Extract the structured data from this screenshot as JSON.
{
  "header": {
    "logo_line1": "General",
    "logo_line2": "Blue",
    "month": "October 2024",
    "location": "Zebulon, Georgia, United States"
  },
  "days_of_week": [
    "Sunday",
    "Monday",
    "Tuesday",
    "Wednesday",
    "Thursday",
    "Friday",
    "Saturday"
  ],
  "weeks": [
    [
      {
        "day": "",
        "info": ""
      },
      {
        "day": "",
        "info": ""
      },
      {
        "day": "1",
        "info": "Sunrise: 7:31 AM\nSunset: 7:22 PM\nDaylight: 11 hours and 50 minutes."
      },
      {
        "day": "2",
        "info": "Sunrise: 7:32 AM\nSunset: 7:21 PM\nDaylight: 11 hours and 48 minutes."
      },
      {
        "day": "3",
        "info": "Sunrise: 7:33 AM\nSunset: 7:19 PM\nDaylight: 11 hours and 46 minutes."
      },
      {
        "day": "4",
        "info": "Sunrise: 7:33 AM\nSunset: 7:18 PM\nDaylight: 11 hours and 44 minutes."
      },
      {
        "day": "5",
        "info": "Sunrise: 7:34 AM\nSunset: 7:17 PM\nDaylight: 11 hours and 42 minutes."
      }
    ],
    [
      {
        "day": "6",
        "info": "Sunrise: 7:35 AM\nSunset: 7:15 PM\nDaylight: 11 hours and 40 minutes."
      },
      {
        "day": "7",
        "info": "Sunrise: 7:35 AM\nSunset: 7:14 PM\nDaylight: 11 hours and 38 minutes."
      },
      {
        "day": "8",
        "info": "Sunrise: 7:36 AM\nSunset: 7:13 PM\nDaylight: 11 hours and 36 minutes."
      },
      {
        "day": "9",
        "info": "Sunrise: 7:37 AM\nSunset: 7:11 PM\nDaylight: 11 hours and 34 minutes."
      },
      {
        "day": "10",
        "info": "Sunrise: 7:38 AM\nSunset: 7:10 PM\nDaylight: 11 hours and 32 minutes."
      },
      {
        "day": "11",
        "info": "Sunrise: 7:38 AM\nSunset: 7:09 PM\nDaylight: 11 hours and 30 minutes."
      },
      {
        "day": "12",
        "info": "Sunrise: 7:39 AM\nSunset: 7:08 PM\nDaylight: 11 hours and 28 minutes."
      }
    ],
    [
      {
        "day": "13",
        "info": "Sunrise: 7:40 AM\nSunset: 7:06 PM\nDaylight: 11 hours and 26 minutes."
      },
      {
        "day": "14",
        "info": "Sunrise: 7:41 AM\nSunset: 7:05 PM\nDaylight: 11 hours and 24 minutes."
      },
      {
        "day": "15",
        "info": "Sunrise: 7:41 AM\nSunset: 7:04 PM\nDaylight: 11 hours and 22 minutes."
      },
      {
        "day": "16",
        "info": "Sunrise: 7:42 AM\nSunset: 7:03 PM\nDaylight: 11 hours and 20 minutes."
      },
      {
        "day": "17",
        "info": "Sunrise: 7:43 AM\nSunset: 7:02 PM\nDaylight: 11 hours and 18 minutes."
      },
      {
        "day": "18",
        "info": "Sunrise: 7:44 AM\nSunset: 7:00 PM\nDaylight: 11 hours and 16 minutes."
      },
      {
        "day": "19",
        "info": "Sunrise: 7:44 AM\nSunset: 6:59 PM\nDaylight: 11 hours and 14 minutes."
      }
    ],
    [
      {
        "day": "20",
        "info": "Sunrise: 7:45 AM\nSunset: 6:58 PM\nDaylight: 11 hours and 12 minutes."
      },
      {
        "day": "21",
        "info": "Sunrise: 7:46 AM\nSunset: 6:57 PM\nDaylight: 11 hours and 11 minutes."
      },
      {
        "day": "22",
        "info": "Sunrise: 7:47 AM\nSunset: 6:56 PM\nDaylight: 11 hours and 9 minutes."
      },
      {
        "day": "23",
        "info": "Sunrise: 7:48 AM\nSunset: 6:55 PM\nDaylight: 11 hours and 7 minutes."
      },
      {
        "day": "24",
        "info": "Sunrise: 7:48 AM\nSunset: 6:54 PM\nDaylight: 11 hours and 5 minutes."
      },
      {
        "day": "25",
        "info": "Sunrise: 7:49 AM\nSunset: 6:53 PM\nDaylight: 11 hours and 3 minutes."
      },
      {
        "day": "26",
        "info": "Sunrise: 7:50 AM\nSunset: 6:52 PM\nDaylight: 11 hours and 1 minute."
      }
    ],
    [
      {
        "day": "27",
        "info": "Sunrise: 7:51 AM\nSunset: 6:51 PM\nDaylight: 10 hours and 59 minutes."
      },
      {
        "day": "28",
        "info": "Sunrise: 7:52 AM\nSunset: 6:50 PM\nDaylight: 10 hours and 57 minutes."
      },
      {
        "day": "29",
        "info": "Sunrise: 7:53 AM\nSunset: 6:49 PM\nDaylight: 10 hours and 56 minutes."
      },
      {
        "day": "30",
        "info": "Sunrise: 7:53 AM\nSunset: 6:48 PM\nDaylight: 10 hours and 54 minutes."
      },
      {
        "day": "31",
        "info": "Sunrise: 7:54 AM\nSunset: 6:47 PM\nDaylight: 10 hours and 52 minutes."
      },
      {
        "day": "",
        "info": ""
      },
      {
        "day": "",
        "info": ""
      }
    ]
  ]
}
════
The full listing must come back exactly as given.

Extract the structured data from this screenshot as JSON.
{
  "header": {
    "logo_line1": "General",
    "logo_line2": "Blue",
    "month": "October 2024",
    "location": "Zebulon, Georgia, United States"
  },
  "days_of_week": [
    "Sunday",
    "Monday",
    "Tuesday",
    "Wednesday",
    "Thursday",
    "Friday",
    "Saturday"
  ],
  "weeks": [
    [
      {
        "day": "",
        "info": ""
      },
      {
        "day": "",
        "info": ""
      },
      {
        "day": "1",
        "info": "Sunrise: 7:31 AM\nSunset: 7:22 PM\nDaylight: 11 hours and 50 minutes."
      },
      {
        "day": "2",
        "info": "Sunrise: 7:32 AM\nSunset: 7:21 PM\nDaylight: 11 hours and 48 minutes."
      },
      {
        "day": "3",
        "info": "Sunrise: 7:33 AM\nSunset: 7:19 PM\nDaylight: 11 hours and 46 minutes."
      },
      {
        "day": "4",
        "info": "Sunrise: 7:33 AM\nSunset: 7:18 PM\nDaylight: 11 hours and 44 minutes."
      },
      {
        "day": "5",
        "info": "Sunrise: 7:34 AM\nSunset: 7:17 PM\nDaylight: 11 hours and 42 minutes."
      }
    ],
    [
      {
        "day": "6",
        "info": "Sunrise: 7:35 AM\nSunset: 7:15 PM\nDaylight: 11 hours and 40 minutes."
      },
      {
        "day": "7",
        "info": "Sunrise: 7:35 AM\nSunset: 7:14 PM\nDaylight: 11 hours and 38 minutes."
      },
      {
        "day": "8",
        "info": "Sunrise: 7:36 AM\nSunset: 7:13 PM\nDaylight: 11 hours and 36 minutes."
      },
      {
        "day": "9",
        "info": "Sunrise: 7:37 AM\nSunset: 7:11 PM\nDaylight: 11 hours and 34 minutes."
      },
      {
        "day": "10",
        "info": "Sunrise: 7:38 AM\nSunset: 7:10 PM\nDaylight: 11 hours and 32 minutes."
      },
      {
        "day": "11",
        "info": "Sunrise: 7:38 AM\nSunset: 7:09 PM\nDaylight: 11 hours and 30 minutes."
      },
      {
        "day": "12",
        "info": "Sunrise: 7:39 AM\nSunset: 7:08 PM\nDaylight: 11 hours and 28 minutes."
      }
    ],
    [
      {
        "day": "13",
        "info": "Sunrise: 7:40 AM\nSunset: 7:06 PM\nDaylight: 11 hours and 26 minutes."
      },
      {
        "day": "14",
        "info": "Sunrise: 7:41 AM\nSunset: 7:05 PM\nDaylight: 11 hours and 24 minutes."
      },
      {
        "day": "15",
        "info": "Sunrise: 7:41 AM\nSunset: 7:04 PM\nDaylight: 11 hours and 22 minutes."
      },
      {
        "day": "16",
        "info": "Sunrise: 7:42 AM\nSunset: 7:03 PM\nDaylight: 11 hours and 20 minutes."
      },
      {
        "day": "17",
        "info": "Sunrise: 7:43 AM\nSunset: 7:02 PM\nDaylight: 11 hours and 18 minutes."
      },
      {
        "day": "18",
        "info": "Sunrise: 7:44 AM\nSunset: 7:00 PM\nDaylight: 11 hours and 16 minutes."
      },
      {
        "day": "19",
        "info": "Sunrise: 7:44 AM\nSunset: 6:59 PM\nDaylight: 11 hours and 14 minutes."
      }
    ],
    [
      {
        "day": "20",
        "info": "Sunrise: 7:45 AM\nSunset: 6:58 PM\nDaylight: 11 hours and 12 minutes."
      },
      {
        "day": "21",
        "info": "Sunrise: 7:46 AM\nSunset: 6:57 PM\nDaylight: 11 hours and 11 minutes."
      },
      {
        "day": "22",
        "info": "Sunrise: 7:47 AM\nSunset: 6:56 PM\nDaylight: 11 hours and 9 minutes."
      },
      {
        "day": "23",
        "info": "Sunrise: 7:48 AM\nSunset: 6:55 PM\nDaylight: 11 hours and 7 minutes."
      },
      {
        "day": "24",
        "info": "Sunrise: 7:48 AM\nSunset: 6:54 PM\nDaylight: 11 hours and 5 minutes."
      },
      {
        "day": "25",
        "info": "Sunrise: 7:49 AM\nSunset: 6:53 PM\nDaylight: 11 hours and 3 minutes."
      },
      {
        "day": "26",
        "info": "Sunrise: 7:50 AM\nSunset: 6:52 PM\nDaylight: 11 hours and 1 minute."
      }
    ],
    [
      {
        "day": "27",
        "info": "Sunrise: 7:51 AM\nSunset: 6:51 PM\nDaylight: 10 hours and 59 minutes."
      },
      {
        "day": "28",
        "info": "Sunrise: 7:52 AM\nSunset: 6:50 PM\nDaylight: 10 hours and 57 minutes."
      },
      {
        "day": "29",
        "info": "Sunrise: 7:53 AM\nSunset: 6:49 PM\nDaylight: 10 hours and 56 minutes."
      },
      {
        "day": "30",
        "info": "Sunrise: 7:53 AM\nSunset: 6:48 PM\nDaylight: 10 hours and 54 minutes."
      },
      {
        "day": "31",
        "info": "Sunrise: 7:54 AM\nSunset: 6:47 PM\nDaylight: 10 hours and 52 minutes."
      },
      {
        "day": "",
        "info": ""
      },
      {
        "day": "",
        "info": ""
      }
    ]
  ]
}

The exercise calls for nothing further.